First, help your child develop problem solving strategies. This will help them become more resilient. They will develop the ability to persevere, which is an essential life skill.
Next, give your child the opportunity to solve problems on their own when appropriate. This builds confidence, boosts their self-esteem, and improves their self-image.
Finally, encourage your child to ask a friend for help before seeking an adult’s assistance. Your child’s peers play an important role in your child’s development of their self-image. This helps develop social skills, encourages collaboration and teamwork, as well as teaches your child that it is okay to ask for help!
However, that’s not all that you can do as a parent to help your child. Also remember to do the following:
- If your child is doing something difficult, make sure you praise them for their effort.
- Teach your child that mistakes are not setbacks; they are learning opportunities.
- Encourage your child to keep trying when presented with a challenge – even if mistakes are made.
A few things to avoid are:
- Don’t just praise the outcome
- Don’t criticize your child for failing
- Don’t just tell your child the answer
- Don’t judge your child’s efforts
You might be asking — how does this all relate to martial arts?
Martial arts is a challenging activity. It is fun and exciting, but it is important to remember that it is an activity and sport that requires continuous practice and development. Sometimes, your child is going to get discouraged that they did not do a kick perfectly. Sometimes your child is going to get bummed about not doing something right on the first attempt. But that’s okay.
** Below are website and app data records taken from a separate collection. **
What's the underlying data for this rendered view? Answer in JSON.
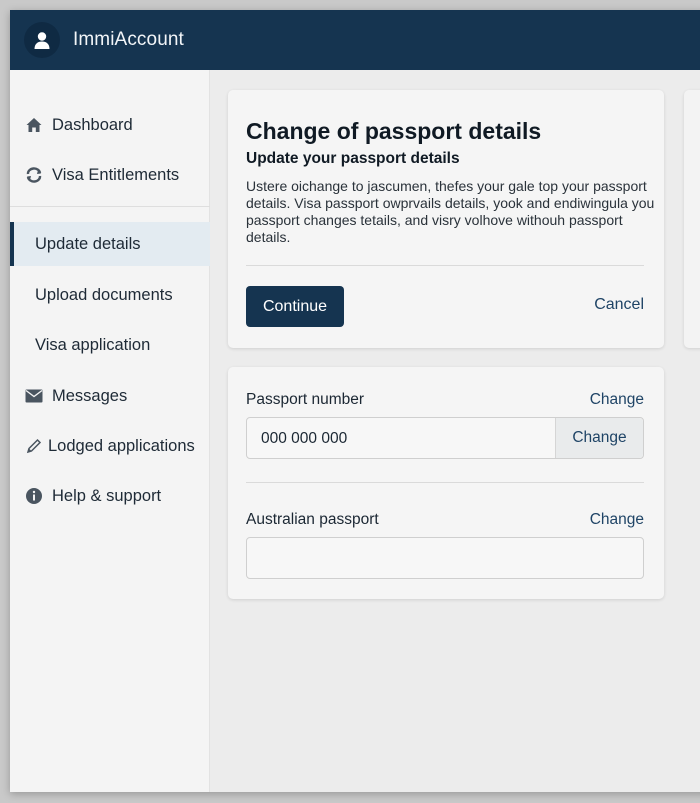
{
  "header": {
    "app_title": "ImmiAccount",
    "icon": "user-avatar-icon"
  },
  "sidebar": {
    "items": [
      {
        "label": "Dashboard",
        "icon": "home-icon"
      },
      {
        "label": "Visa Entitlements",
        "icon": "refresh-icon"
      },
      {
        "label": "Update details",
        "active": true
      },
      {
        "label": "Upload documents"
      },
      {
        "label": "Visa application"
      },
      {
        "label": "Messages",
        "icon": "envelope-icon"
      },
      {
        "label": "Lodged applications",
        "icon": "pencil-icon"
      },
      {
        "label": "Help & support",
        "icon": "info-icon"
      }
    ]
  },
  "main": {
    "title": "Change of passport details",
    "subtitle": "Update your passport details",
    "description": "Ustere oichange to jascumen, thefes your gale top your passport details. Visa passport owprvails details, yook and endiwingula you passport changes tetails, and visry volhove withouh passport details.",
    "continue_label": "Continue",
    "cancel_label": "Cancel"
  },
  "form": {
    "passport_number": {
      "label": "Passport number",
      "link_label": "Change",
      "value": "000 000 000",
      "button_label": "Change"
    },
    "australian_passport": {
      "label": "Australian passport",
      "link_label": "Change",
      "value": ""
    }
  },
  "colors": {
    "brand": "#153450",
    "link": "#1f4466",
    "active_nav": "#e3ebf1"
  }
}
At Tiger-Rock Martial Arts of Frisco, we teach the important life skill of perseverance. We teach our students how to overcome obstacles and embrace challenges. We offer a supportive environment that praises effort over outcome, identify what they do right, and provide guidance on how to improve. We encourage our students to learn from mistakes, turn them into learning opportunities, and build a foundation for growth.
Learn more about our kids’ martial arts program by clicking here!